» **WHAT IS BEING ASKED**
Return every record verbatim.

GIVEN RECORDS START

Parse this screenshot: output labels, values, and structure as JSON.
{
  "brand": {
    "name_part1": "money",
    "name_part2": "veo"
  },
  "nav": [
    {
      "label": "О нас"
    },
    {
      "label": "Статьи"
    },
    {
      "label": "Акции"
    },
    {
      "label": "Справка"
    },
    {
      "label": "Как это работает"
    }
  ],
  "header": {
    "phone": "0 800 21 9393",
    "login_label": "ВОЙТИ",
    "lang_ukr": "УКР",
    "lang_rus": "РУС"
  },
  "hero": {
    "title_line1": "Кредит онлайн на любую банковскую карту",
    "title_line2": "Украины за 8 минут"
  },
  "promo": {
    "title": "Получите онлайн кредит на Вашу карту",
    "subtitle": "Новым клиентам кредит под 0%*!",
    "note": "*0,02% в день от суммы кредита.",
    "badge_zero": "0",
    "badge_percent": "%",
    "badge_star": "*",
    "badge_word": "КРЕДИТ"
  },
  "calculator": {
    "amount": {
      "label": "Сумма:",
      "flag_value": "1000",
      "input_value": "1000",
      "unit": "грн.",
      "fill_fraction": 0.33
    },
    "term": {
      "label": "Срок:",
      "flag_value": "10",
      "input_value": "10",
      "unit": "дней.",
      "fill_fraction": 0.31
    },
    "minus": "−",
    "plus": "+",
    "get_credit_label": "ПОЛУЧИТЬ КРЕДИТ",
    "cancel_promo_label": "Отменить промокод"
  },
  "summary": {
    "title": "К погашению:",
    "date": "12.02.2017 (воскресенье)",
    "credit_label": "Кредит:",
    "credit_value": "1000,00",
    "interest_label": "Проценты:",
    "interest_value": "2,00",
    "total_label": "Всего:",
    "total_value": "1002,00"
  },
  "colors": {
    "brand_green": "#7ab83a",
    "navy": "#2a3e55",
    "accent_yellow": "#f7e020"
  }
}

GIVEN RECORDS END

» **YOUR SOLUTION**
Parse this screenshot: output labels, values, and structure as JSON.
{
  "brand": {
    "name_part1": "money",
    "name_part2": "veo"
  },
  "nav": [
    {
      "label": "О нас"
    },
    {
      "label": "Статьи"
    },
    {
      "label": "Акции"
    },
    {
      "label": "Справка"
    },
    {
      "label": "Как это работает"
    }
  ],
  "header": {
    "phone": "0 800 21 9393",
    "login_label": "ВОЙТИ",
    "lang_ukr": "УКР",
    "lang_rus": "РУС"
  },
  "hero": {
    "title_line1": "Кредит онлайн на любую банковскую карту",
    "title_line2": "Украины за 8 минут"
  },
  "promo": {
    "title": "Получите онлайн кредит на Вашу карту",
    "subtitle": "Новым клиентам кредит под 0%*!",
    "note": "*0,02% в день от суммы кредита.",
    "badge_zero": "0",
    "badge_percent": "%",
    "badge_star": "*",
    "badge_word": "КРЕДИТ"
  },
  "calculator": {
    "amount": {
      "label": "Сумма:",
      "flag_value": "1000",
      "input_value": "1000",
      "unit": "грн.",
      "fill_fraction": 0.33
    },
    "term": {
      "label": "Срок:",
      "flag_value": "10",
      "input_value": "10",
      "unit": "дней.",
      "fill_fraction": 0.31
    },
    "minus": "−",
    "plus": "+",
    "get_credit_label": "ПОЛУЧИТЬ КРЕДИТ",
    "cancel_promo_label": "Отменить промокод"
  },
  "summary": {
    "title": "К погашению:",
    "date": "12.02.2017 (воскресенье)",
    "credit_label": "Кредит:",
    "credit_value": "1000,00",
    "interest_label": "Проценты:",
    "interest_value": "2,00",
    "total_label": "Всего:",
    "total_value": "1002,00"
  },
  "colors": {
    "brand_green": "#7ab83a",
    "navy": "#2a3e55",
    "accent_yellow": "#f7e020"
  }
}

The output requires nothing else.